In the era of social media every one is telling you, assuredly so, that you “have to get on Facebook/Twitter/Google+” and whatever else the new ‘fad’ of the week is. I’m not here to say that they aren’t important, I just want you to realize that social media can be potentially harmful to your engagement of customers and how they view you. I’ll use an example that works to prove to you just why social media can be harmful when it isn’t properly harnessed.
When looking for customer services from Rogers, one needn’t look any further than the “message” section of their Facebook page. Have a grievance? One of their trained support workers will answer you (usually within minutes). This level of engagement is so personal, so quick, and so easy, that customers will surely remember it. Now, what if Rogers isn’t paying attention to their Facebook? This would mean that customers with real problems may be irritated, or, eventually lost. The same problem arises if Rogers is sometimes supportive and helpful and other times like a ghost.
Social media must be consistent.
It is not just about being there it is about being accessible, sharing and engaging, and not simply being a “landing page” or a soap box for ad promotions.
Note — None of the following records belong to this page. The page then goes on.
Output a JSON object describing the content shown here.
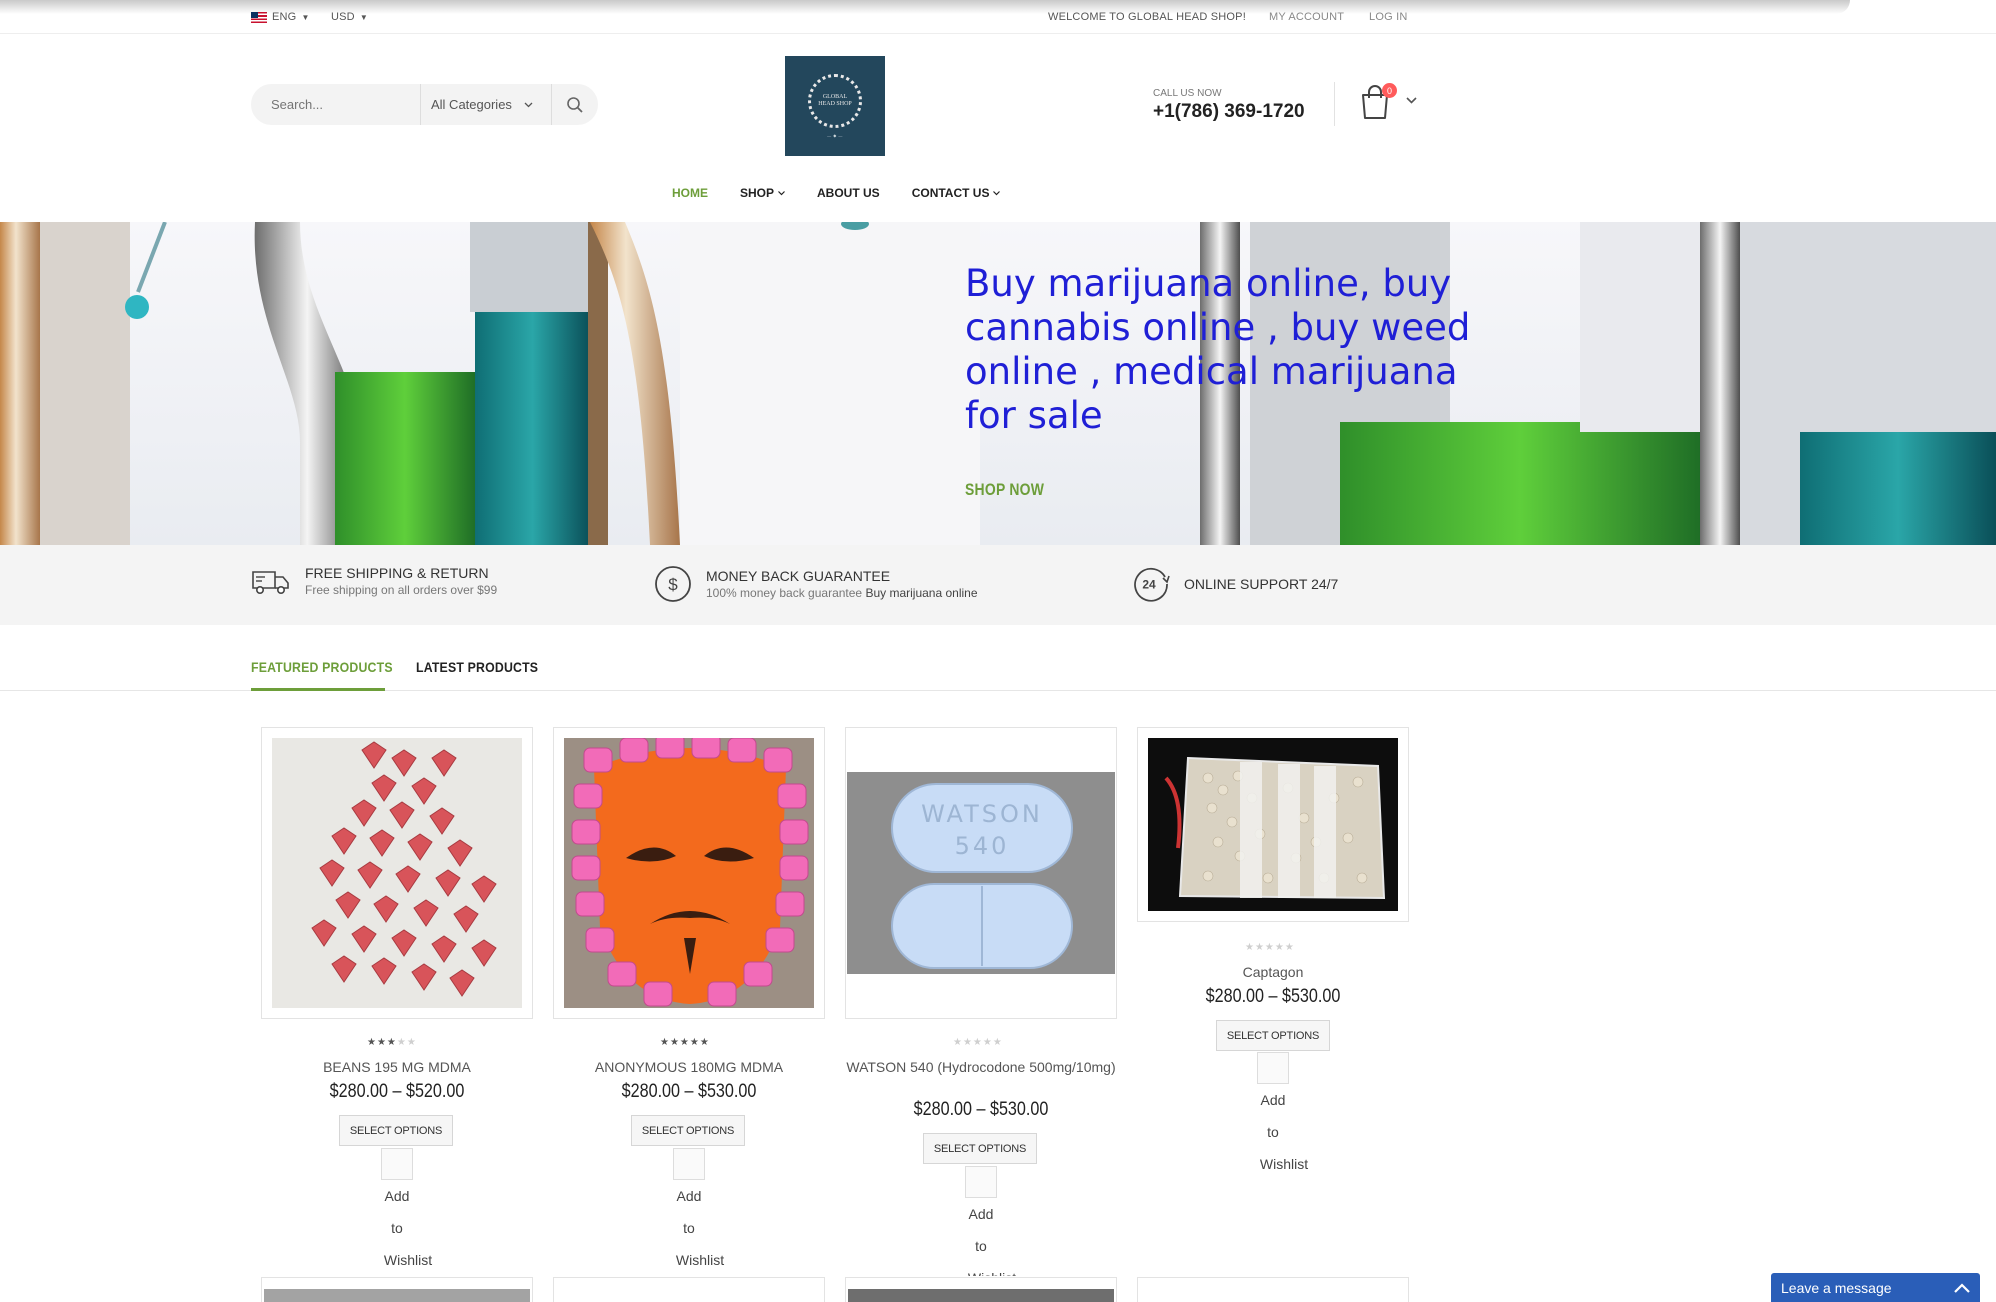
{
  "topbar": {
    "language": "ENG",
    "currency": "USD",
    "welcome": "WELCOME TO GLOBAL HEAD SHOP!",
    "my_account": "MY ACCOUNT",
    "login": "LOG IN"
  },
  "header": {
    "search_placeholder": "Search...",
    "category": "All Categories",
    "logo_text": "GLOBAL HEAD SHOP",
    "call_label": "CALL US NOW",
    "phone": "+1(786) 369-1720",
    "cart_count": "0"
  },
  "nav": {
    "items": [
      {
        "label": "HOME",
        "active": true,
        "dropdown": false
      },
      {
        "label": "SHOP",
        "active": false,
        "dropdown": true
      },
      {
        "label": "ABOUT US",
        "active": false,
        "dropdown": false
      },
      {
        "label": "CONTACT US",
        "active": false,
        "dropdown": true
      }
    ]
  },
  "hero": {
    "title": "Buy marijuana online, buy cannabis online , buy weed online , medical marijuana for sale",
    "cta": "SHOP NOW"
  },
  "features": [
    {
      "title": "FREE SHIPPING & RETURN",
      "subtitle": "Free shipping on all orders over $99",
      "extra": "",
      "icon": "truck-icon"
    },
    {
      "title": "MONEY BACK GUARANTEE",
      "subtitle": "100% money back guarantee",
      "extra": "Buy marijuana online",
      "icon": "dollar-circle-icon"
    },
    {
      "title": "ONLINE SUPPORT 24/7",
      "subtitle": "",
      "extra": "",
      "icon": "support-24-icon"
    }
  ],
  "tabs": {
    "featured": "FEATURED PRODUCTS",
    "latest": "LATEST PRODUCTS"
  },
  "products": [
    {
      "name": "BEANS 195 MG MDMA",
      "price": "$280.00 – $520.00",
      "rating": 3,
      "button": "SELECT OPTIONS",
      "wishlist": [
        "Add",
        "to",
        "Wishlist"
      ]
    },
    {
      "name": "ANONYMOUS 180MG MDMA",
      "price": "$280.00 – $530.00",
      "rating": 5,
      "button": "SELECT OPTIONS",
      "wishlist": [
        "Add",
        "to",
        "Wishlist"
      ]
    },
    {
      "name": "WATSON 540 (Hydrocodone 500mg/10mg)",
      "price": "$280.00 – $530.00",
      "rating": 0,
      "button": "SELECT OPTIONS",
      "wishlist": [
        "Add",
        "to",
        "Wishlist"
      ]
    },
    {
      "name": "Captagon",
      "price": "$280.00 – $530.00",
      "rating": 0,
      "button": "SELECT OPTIONS",
      "wishlist": [
        "Add",
        "to",
        "Wishlist"
      ]
    }
  ],
  "pill_imprint": {
    "line1": "WATSON",
    "line2": "540"
  },
  "chat": {
    "label": "Leave a message"
  },
  "colors": {
    "accent_green": "#6d9e3a",
    "hero_text": "#1f1fd6",
    "chat_blue": "#2a5eb8",
    "badge_red": "#ff5b5b"
  }
}
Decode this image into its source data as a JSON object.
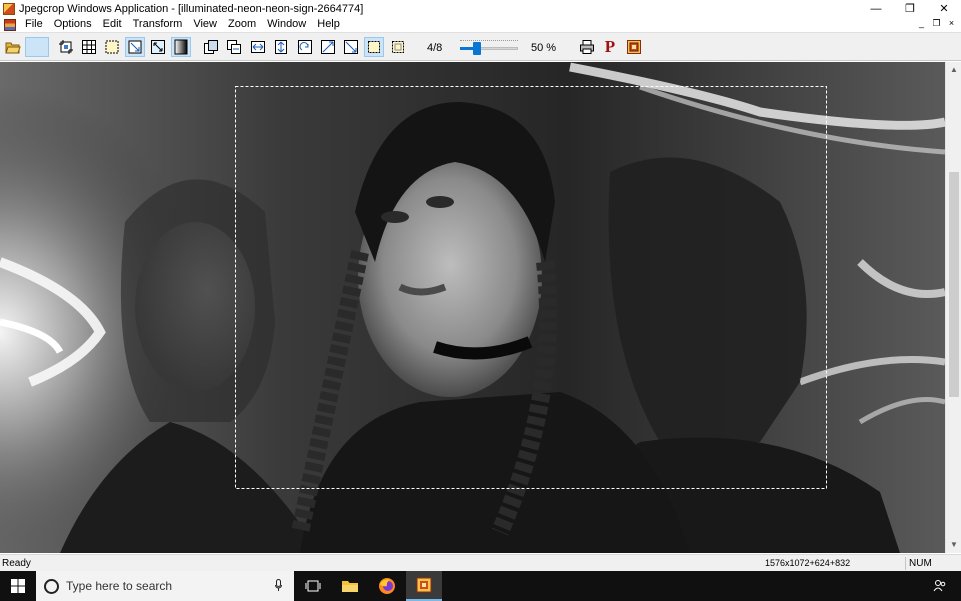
{
  "window": {
    "title": "Jpegcrop Windows Application - [illuminated-neon-neon-sign-2664774]",
    "controls": {
      "minimize": "—",
      "restore": "❐",
      "close": "✕"
    },
    "mdi_controls": {
      "minimize": "_",
      "restore": "❐",
      "close": "×"
    }
  },
  "menu": {
    "items": [
      "File",
      "Options",
      "Edit",
      "Transform",
      "View",
      "Zoom",
      "Window",
      "Help"
    ]
  },
  "toolbar": {
    "page_counter": "4/8",
    "zoom_label": "50 %",
    "zoom_level_fraction": 0.3,
    "print_letter": "P"
  },
  "status": {
    "ready": "Ready",
    "dims": "1576x1072+624+832",
    "num": "NUM"
  },
  "taskbar": {
    "search_placeholder": "Type here to search"
  },
  "colors": {
    "accent": "#0a76d4",
    "pressed": "#cce4f7",
    "taskbar": "#101010"
  }
}
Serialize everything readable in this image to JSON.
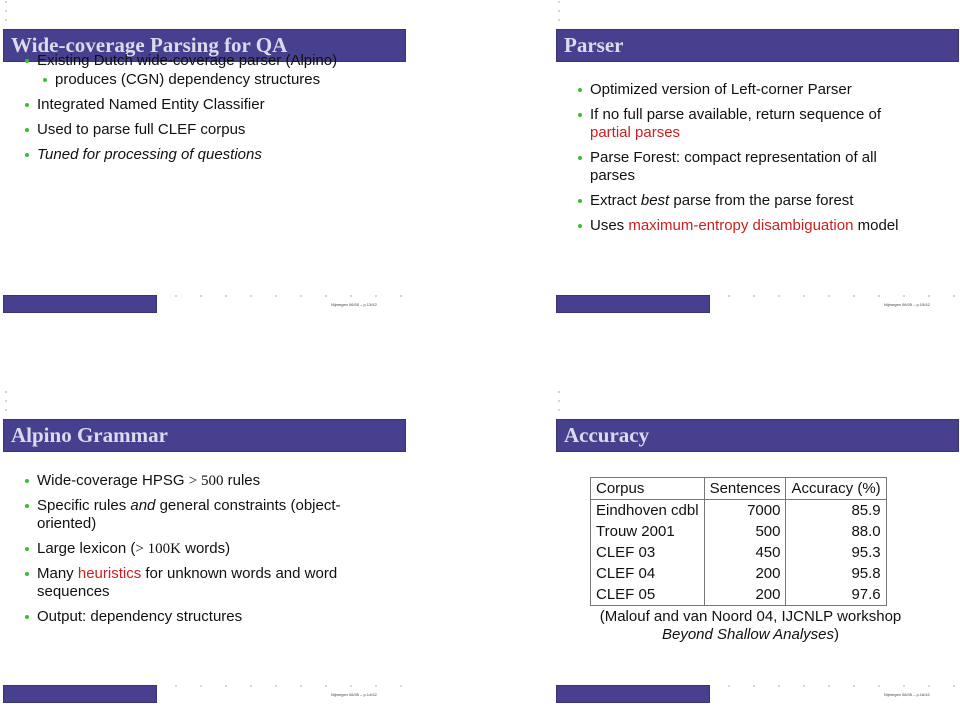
{
  "colors": {
    "title_bar": "#47408e",
    "title_text": "#dcdbee",
    "bullet": "#34c234",
    "highlight": "#cc1f1f"
  },
  "slides": [
    {
      "title": "Wide-coverage Parsing for QA",
      "footer": "Nijmegen 06/05 – p.13/42",
      "bullets": [
        {
          "level": 1,
          "text": "Existing Dutch wide-coverage parser (Alpino)"
        },
        {
          "level": 2,
          "text": "produces (CGN) dependency structures"
        },
        {
          "level": 1,
          "text": "Integrated Named Entity Classifier"
        },
        {
          "level": 1,
          "text": "Used to parse full CLEF corpus"
        },
        {
          "level": 1,
          "text": "Tuned for processing of questions",
          "style": "italic"
        }
      ]
    },
    {
      "title": "Parser",
      "footer": "Nijmegen 06/05 – p.15/42",
      "bullets": [
        {
          "text": "Optimized version of Left-corner Parser"
        },
        {
          "pre": "If no full parse available, return sequence of ",
          "highlight": "partial parses",
          "post": ""
        },
        {
          "text": "Parse Forest: compact representation of all parses"
        },
        {
          "pre": "Extract ",
          "emph": "best",
          "post": " parse from the parse forest"
        },
        {
          "pre": "Uses ",
          "highlight": "maximum-entropy disambiguation",
          "post": " model"
        }
      ]
    },
    {
      "title": "Alpino Grammar",
      "footer": "Nijmegen 06/05 – p.14/42",
      "bullets": [
        {
          "pre": "Wide-coverage HPSG ",
          "math": "> 500",
          "post": " rules"
        },
        {
          "pre": "Specific rules ",
          "emph": "and",
          "post": " general constraints (object-oriented)"
        },
        {
          "pre": "Large lexicon (",
          "math": "> 100K",
          "post": " words)"
        },
        {
          "pre": "Many ",
          "highlight": "heuristics",
          "post": " for unknown words and word sequences"
        },
        {
          "text": "Output: dependency structures"
        }
      ]
    },
    {
      "title": "Accuracy",
      "footer": "Nijmegen 06/05 – p.16/42",
      "table": {
        "headers": [
          "Corpus",
          "Sentences",
          "Accuracy (%)"
        ],
        "rows": [
          [
            "Eindhoven cdbl",
            "7000",
            "85.9"
          ],
          [
            "Trouw 2001",
            "500",
            "88.0"
          ],
          [
            "CLEF 03",
            "450",
            "95.3"
          ],
          [
            "CLEF 04",
            "200",
            "95.8"
          ],
          [
            "CLEF 05",
            "200",
            "97.6"
          ]
        ]
      },
      "citation": {
        "pre": "(Malouf and van Noord 04, IJCNLP workshop ",
        "emph": "Beyond Shallow Analyses",
        "post": ")"
      }
    }
  ]
}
The following are examples of what not to do on social media, or sins.
- Not having a presence: you can’t be a part of the conversation if you never show up to the party! Make sure you’re on social media and have a clear and concise message. Who are you? What do you do?
- Having an account you never use: businesses change, your phone number or email may be different. Customers could be trying to reach you.
- Not giving the same service to individual customers: You answered 10 people and then went to get coffee and never got back to the other 6? You may think they’ll never know the difference but people talk. If you’re a local business people may be discussing you with your friends. Never assume that a customer’s influence doesn’t matter. Would you ignore customers in your store after you helped the others in-front of them?
- Having an un-professional page/influence: Your dog is cute, yes. But, people who are shopping at your hardware store are probably more interested in your services. Try to speak professionally, spell properly, and engage without the use of profanity. All that stuff is okay on your personal feed (providing it’s set to private) but your business shouldn’t say anything you wouldn’t tell a customer face to face.
For help with Social Media you can check out my range of services.